- [About this exercise]:
Nothing but an exact repeat of the entries below should appear in your answer.

*** Opening Task data ***

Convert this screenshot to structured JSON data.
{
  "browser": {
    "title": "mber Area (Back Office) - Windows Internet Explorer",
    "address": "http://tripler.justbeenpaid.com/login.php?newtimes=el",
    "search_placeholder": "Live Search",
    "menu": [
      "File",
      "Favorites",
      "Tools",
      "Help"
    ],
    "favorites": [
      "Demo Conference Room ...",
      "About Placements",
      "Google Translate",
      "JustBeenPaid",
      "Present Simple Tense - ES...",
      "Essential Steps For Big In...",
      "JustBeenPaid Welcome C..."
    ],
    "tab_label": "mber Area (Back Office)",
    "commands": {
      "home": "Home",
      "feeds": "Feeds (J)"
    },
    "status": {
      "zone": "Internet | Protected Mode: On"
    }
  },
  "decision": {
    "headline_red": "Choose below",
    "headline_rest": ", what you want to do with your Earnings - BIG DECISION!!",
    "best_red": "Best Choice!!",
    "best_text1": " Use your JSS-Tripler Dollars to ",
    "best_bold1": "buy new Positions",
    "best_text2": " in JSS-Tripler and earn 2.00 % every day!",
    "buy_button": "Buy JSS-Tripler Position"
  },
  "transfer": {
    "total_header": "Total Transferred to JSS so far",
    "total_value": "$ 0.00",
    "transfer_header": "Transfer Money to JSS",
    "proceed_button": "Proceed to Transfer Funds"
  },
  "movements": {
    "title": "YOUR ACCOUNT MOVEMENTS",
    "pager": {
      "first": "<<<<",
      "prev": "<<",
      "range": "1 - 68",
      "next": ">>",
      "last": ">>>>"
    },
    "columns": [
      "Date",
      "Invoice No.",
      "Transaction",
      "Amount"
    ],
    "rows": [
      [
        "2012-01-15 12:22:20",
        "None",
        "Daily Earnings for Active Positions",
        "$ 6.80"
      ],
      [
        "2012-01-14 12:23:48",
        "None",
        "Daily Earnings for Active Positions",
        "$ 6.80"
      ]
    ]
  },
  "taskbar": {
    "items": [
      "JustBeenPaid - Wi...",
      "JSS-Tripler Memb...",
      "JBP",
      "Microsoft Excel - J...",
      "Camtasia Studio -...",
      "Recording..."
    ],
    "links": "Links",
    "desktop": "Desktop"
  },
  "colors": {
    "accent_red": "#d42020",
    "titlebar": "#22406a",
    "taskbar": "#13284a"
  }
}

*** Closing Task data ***

- [Your response]:
Convert this screenshot to structured JSON data.
{
  "browser": {
    "title": "mber Area (Back Office) - Windows Internet Explorer",
    "address": "http://tripler.justbeenpaid.com/login.php?newtimes=el",
    "search_placeholder": "Live Search",
    "menu": [
      "File",
      "Favorites",
      "Tools",
      "Help"
    ],
    "favorites": [
      "Demo Conference Room ...",
      "About Placements",
      "Google Translate",
      "JustBeenPaid",
      "Present Simple Tense - ES...",
      "Essential Steps For Big In...",
      "JustBeenPaid Welcome C..."
    ],
    "tab_label": "mber Area (Back Office)",
    "commands": {
      "home": "Home",
      "feeds": "Feeds (J)"
    },
    "status": {
      "zone": "Internet | Protected Mode: On"
    }
  },
  "decision": {
    "headline_red": "Choose below",
    "headline_rest": ", what you want to do with your Earnings - BIG DECISION!!",
    "best_red": "Best Choice!!",
    "best_text1": " Use your JSS-Tripler Dollars to ",
    "best_bold1": "buy new Positions",
    "best_text2": " in JSS-Tripler and earn 2.00 % every day!",
    "buy_button": "Buy JSS-Tripler Position"
  },
  "transfer": {
    "total_header": "Total Transferred to JSS so far",
    "total_value": "$ 0.00",
    "transfer_header": "Transfer Money to JSS",
    "proceed_button": "Proceed to Transfer Funds"
  },
  "movements": {
    "title": "YOUR ACCOUNT MOVEMENTS",
    "pager": {
      "first": "<<<<",
      "prev": "<<",
      "range": "1 - 68",
      "next": ">>",
      "last": ">>>>"
    },
    "columns": [
      "Date",
      "Invoice No.",
      "Transaction",
      "Amount"
    ],
    "rows": [
      [
        "2012-01-15 12:22:20",
        "None",
        "Daily Earnings for Active Positions",
        "$ 6.80"
      ],
      [
        "2012-01-14 12:23:48",
        "None",
        "Daily Earnings for Active Positions",
        "$ 6.80"
      ]
    ]
  },
  "taskbar": {
    "items": [
      "JustBeenPaid - Wi...",
      "JSS-Tripler Memb...",
      "JBP",
      "Microsoft Excel - J...",
      "Camtasia Studio -...",
      "Recording..."
    ],
    "links": "Links",
    "desktop": "Desktop"
  },
  "colors": {
    "accent_red": "#d42020",
    "titlebar": "#22406a",
    "taskbar": "#13284a"
  }
}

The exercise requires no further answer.